* Brief *
Where does the string "description" appear? Copy every line of the entries below that holds it.

[Website and app data records]
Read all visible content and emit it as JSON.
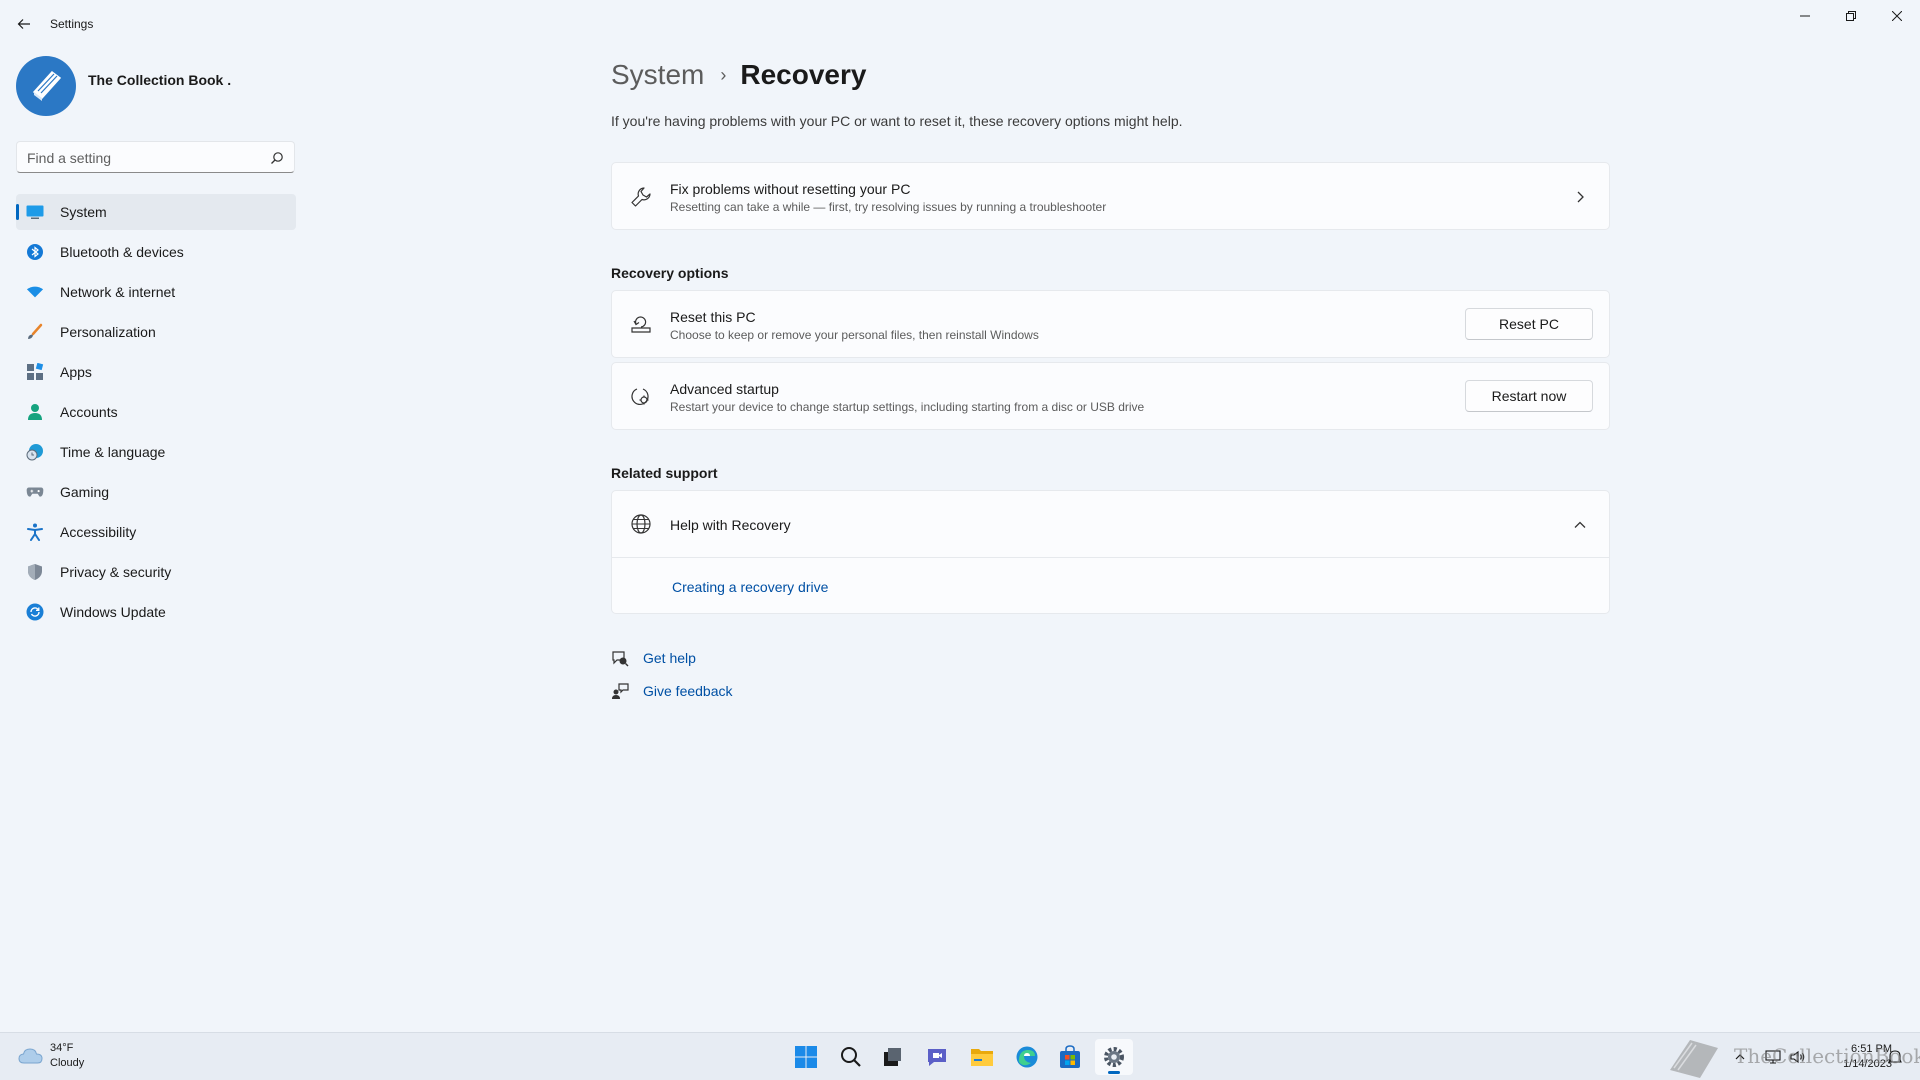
{
  "window": {
    "app_title": "Settings"
  },
  "profile": {
    "name": "The Collection Book ."
  },
  "search": {
    "placeholder": "Find a setting"
  },
  "sidebar": {
    "items": [
      {
        "label": "System",
        "icon": "system-icon",
        "active": true
      },
      {
        "label": "Bluetooth & devices",
        "icon": "bluetooth-icon"
      },
      {
        "label": "Network & internet",
        "icon": "wifi-icon"
      },
      {
        "label": "Personalization",
        "icon": "brush-icon"
      },
      {
        "label": "Apps",
        "icon": "apps-icon"
      },
      {
        "label": "Accounts",
        "icon": "person-icon"
      },
      {
        "label": "Time & language",
        "icon": "globe-clock-icon"
      },
      {
        "label": "Gaming",
        "icon": "gamepad-icon"
      },
      {
        "label": "Accessibility",
        "icon": "accessibility-icon"
      },
      {
        "label": "Privacy & security",
        "icon": "shield-icon"
      },
      {
        "label": "Windows Update",
        "icon": "update-icon"
      }
    ]
  },
  "main": {
    "breadcrumb": {
      "parent": "System",
      "separator": "›",
      "current": "Recovery"
    },
    "intro": "If you're having problems with your PC or want to reset it, these recovery options might help.",
    "fix_card": {
      "title": "Fix problems without resetting your PC",
      "description": "Resetting can take a while — first, try resolving issues by running a troubleshooter"
    },
    "recovery_options": {
      "heading": "Recovery options",
      "reset": {
        "title": "Reset this PC",
        "description": "Choose to keep or remove your personal files, then reinstall Windows",
        "button": "Reset PC"
      },
      "advanced": {
        "title": "Advanced startup",
        "description": "Restart your device to change startup settings, including starting from a disc or USB drive",
        "button": "Restart now"
      }
    },
    "related_support": {
      "heading": "Related support",
      "help_title": "Help with Recovery",
      "link": "Creating a recovery drive"
    },
    "footer_links": {
      "get_help": "Get help",
      "give_feedback": "Give feedback"
    }
  },
  "taskbar": {
    "weather": {
      "temp": "34°F",
      "desc": "Cloudy"
    },
    "apps": [
      "start-icon",
      "search-icon",
      "task-view-icon",
      "chat-icon",
      "file-explorer-icon",
      "edge-icon",
      "store-icon",
      "settings-icon"
    ],
    "clock": {
      "time": "6:51 PM",
      "date": "1/14/2023"
    },
    "watermark": "TheCollectionBook"
  },
  "colors": {
    "accent": "#0067c0",
    "link": "#0050a4",
    "background": "#f1f5fa",
    "card": "#fbfcfe"
  }
}
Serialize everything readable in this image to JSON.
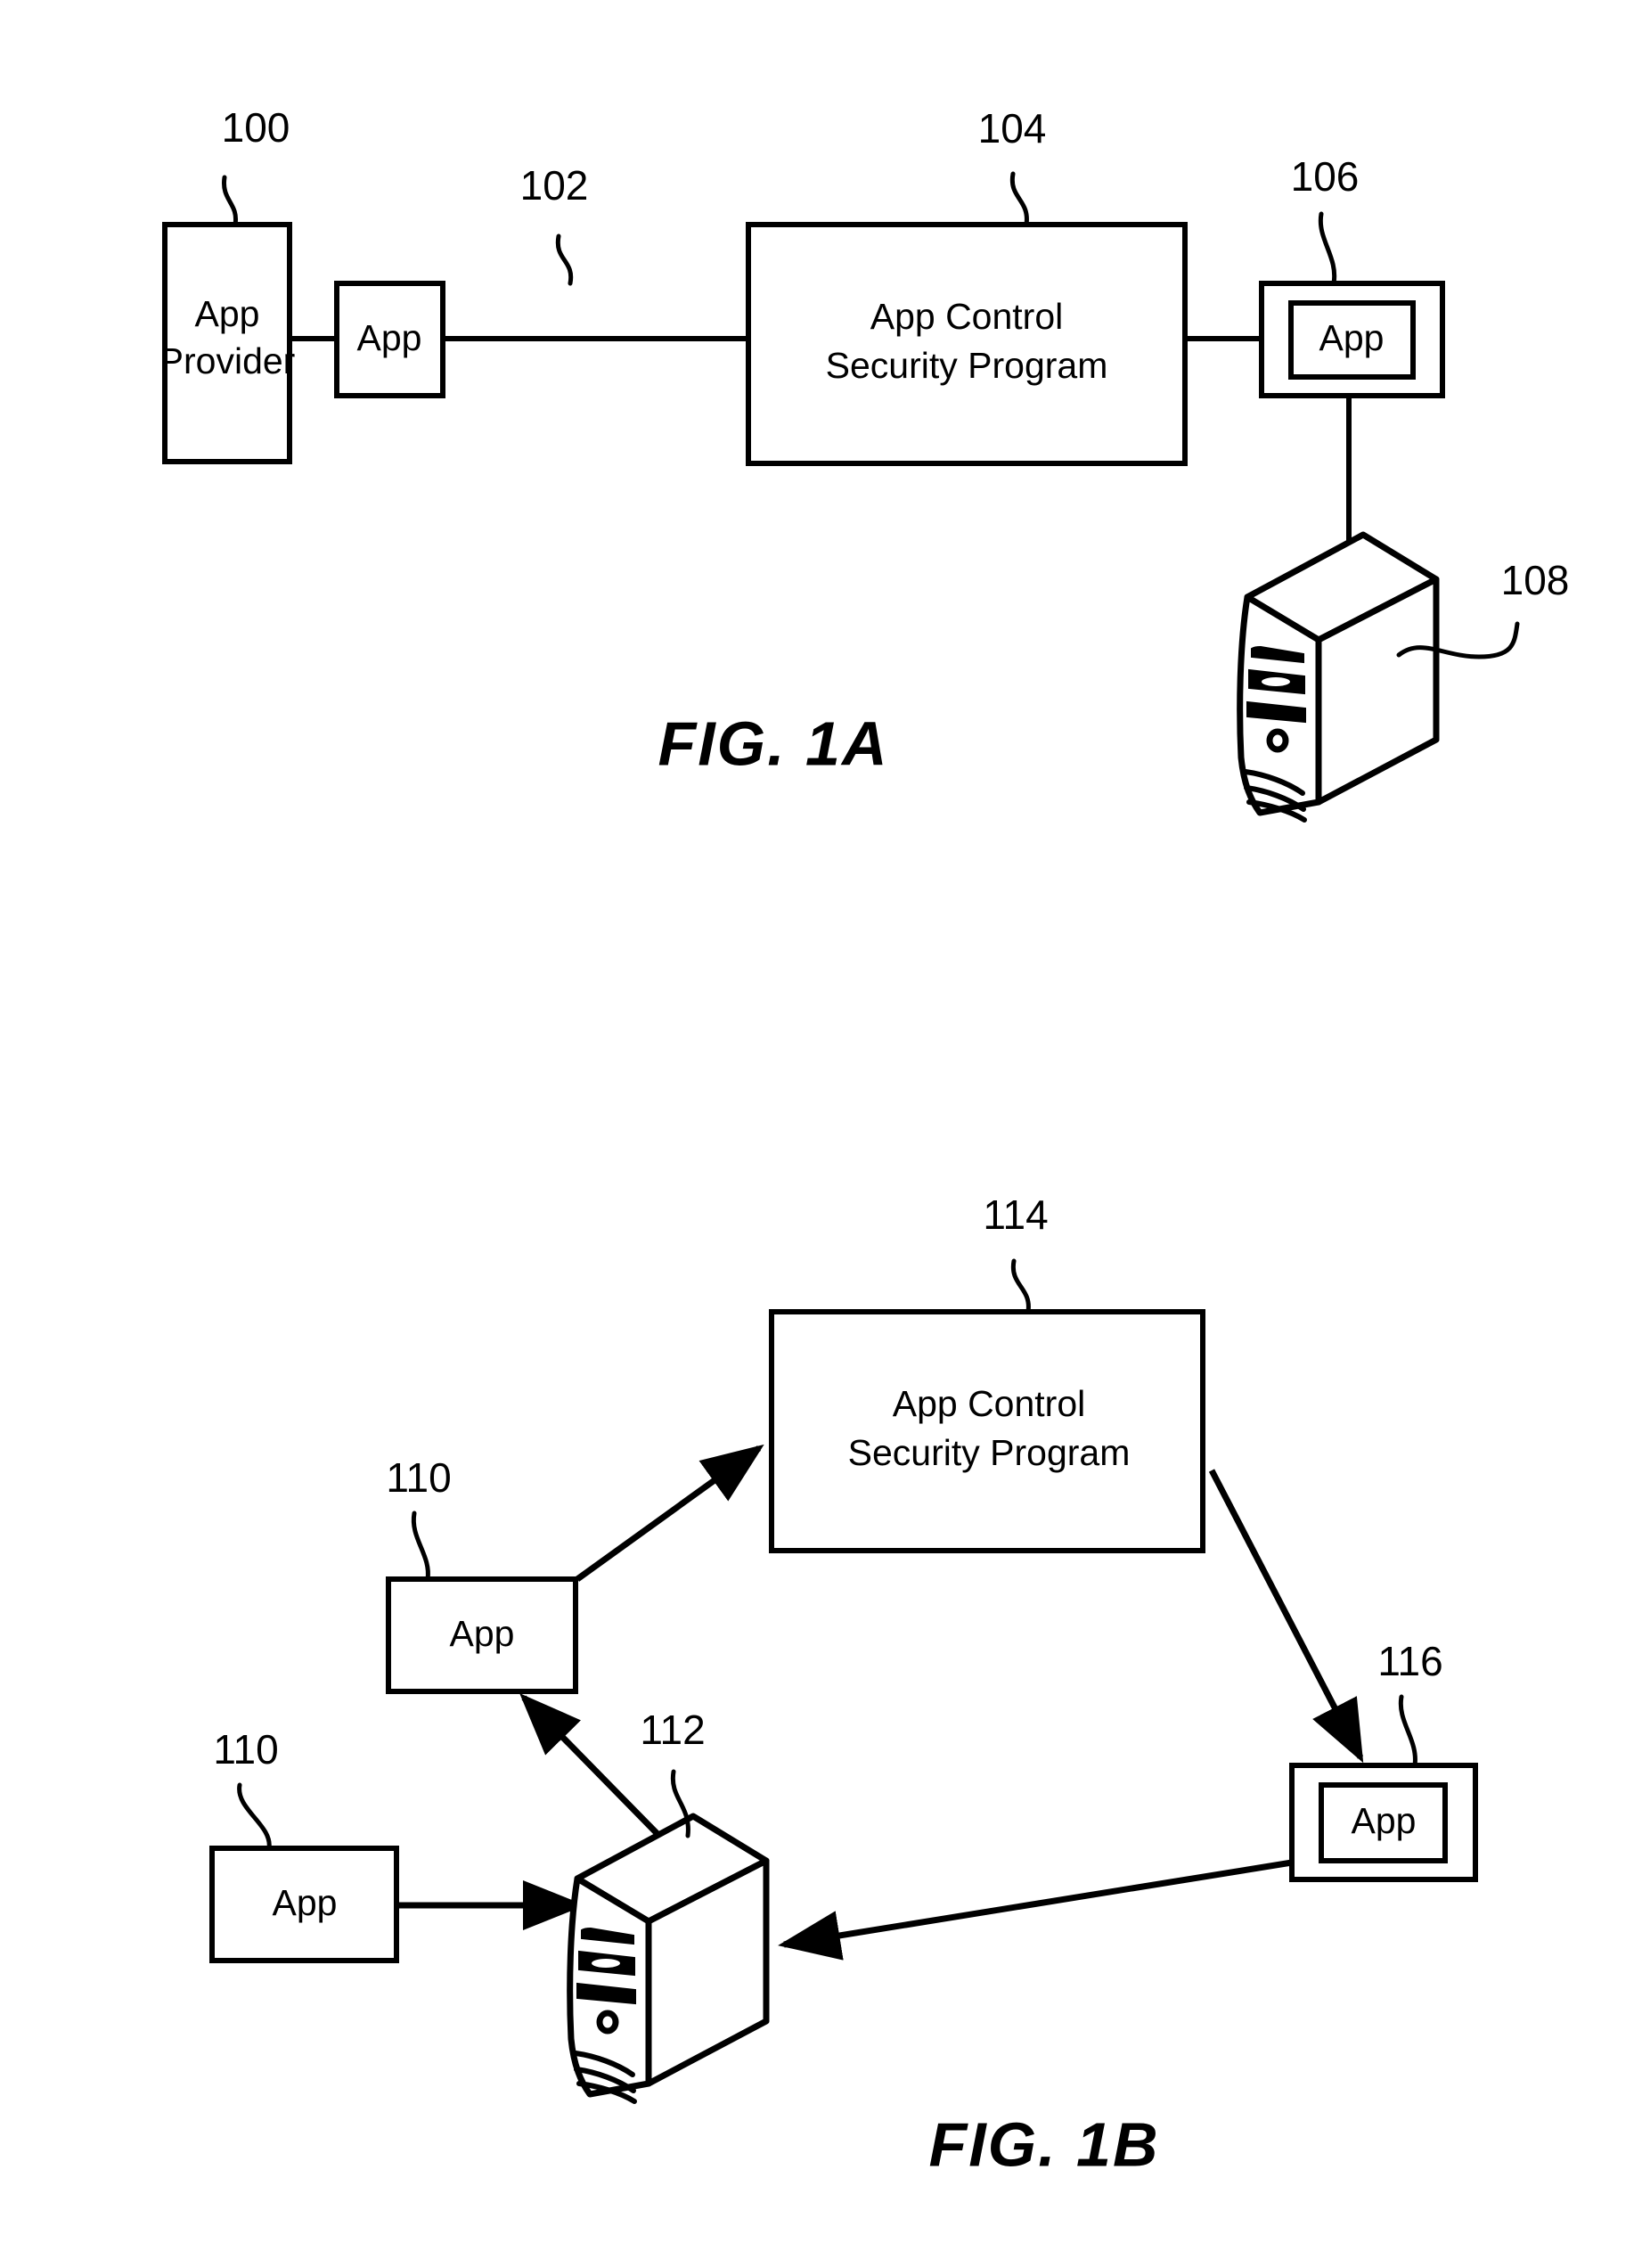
{
  "figures": [
    {
      "id": "fig-1a",
      "caption": "FIG. 1A",
      "nodes": [
        {
          "ref": "100",
          "label_line1": "App",
          "label_line2": "Provider",
          "kind": "box"
        },
        {
          "ref": "102",
          "label_line1": "App",
          "label_line2": "",
          "kind": "box"
        },
        {
          "ref": "104",
          "label_line1": "App Control",
          "label_line2": "Security Program",
          "kind": "box"
        },
        {
          "ref": "106",
          "label_line1": "App",
          "label_line2": "",
          "kind": "double-box"
        },
        {
          "ref": "108",
          "label_line1": "",
          "label_line2": "",
          "kind": "server"
        }
      ]
    },
    {
      "id": "fig-1b",
      "caption": "FIG. 1B",
      "nodes": [
        {
          "ref": "114",
          "label_line1": "App Control",
          "label_line2": "Security Program",
          "kind": "box"
        },
        {
          "ref": "110",
          "label_line1": "App",
          "label_line2": "",
          "kind": "box"
        },
        {
          "ref": "110",
          "label_line1": "App",
          "label_line2": "",
          "kind": "box"
        },
        {
          "ref": "112",
          "label_line1": "",
          "label_line2": "",
          "kind": "server"
        },
        {
          "ref": "116",
          "label_line1": "App",
          "label_line2": "",
          "kind": "double-box"
        }
      ]
    }
  ],
  "fig1a": {
    "caption": "FIG. 1A",
    "app_provider": {
      "ref": "100",
      "line1": "App",
      "line2": "Provider"
    },
    "app_102": {
      "ref": "102",
      "line1": "App"
    },
    "security_program": {
      "ref": "104",
      "line1": "App Control",
      "line2": "Security Program"
    },
    "app_106": {
      "ref": "106",
      "line1": "App"
    },
    "server_108": {
      "ref": "108"
    }
  },
  "fig1b": {
    "caption": "FIG. 1B",
    "security_program": {
      "ref": "114",
      "line1": "App Control",
      "line2": "Security Program"
    },
    "app_110_upper": {
      "ref": "110",
      "line1": "App"
    },
    "app_110_lower": {
      "ref": "110",
      "line1": "App"
    },
    "server_112": {
      "ref": "112"
    },
    "app_116": {
      "ref": "116",
      "line1": "App"
    }
  },
  "colors": {
    "ink": "#000000",
    "paper": "#ffffff"
  }
}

* Written answer *
      "description": "Resetting can take a while — first, try resolving issues by running a troubleshooter"
        "description": "Choose to keep or remove your personal files, then reinstall Windows",
        "description": "Restart your device to change startup settings, including starting from a disc or USB drive",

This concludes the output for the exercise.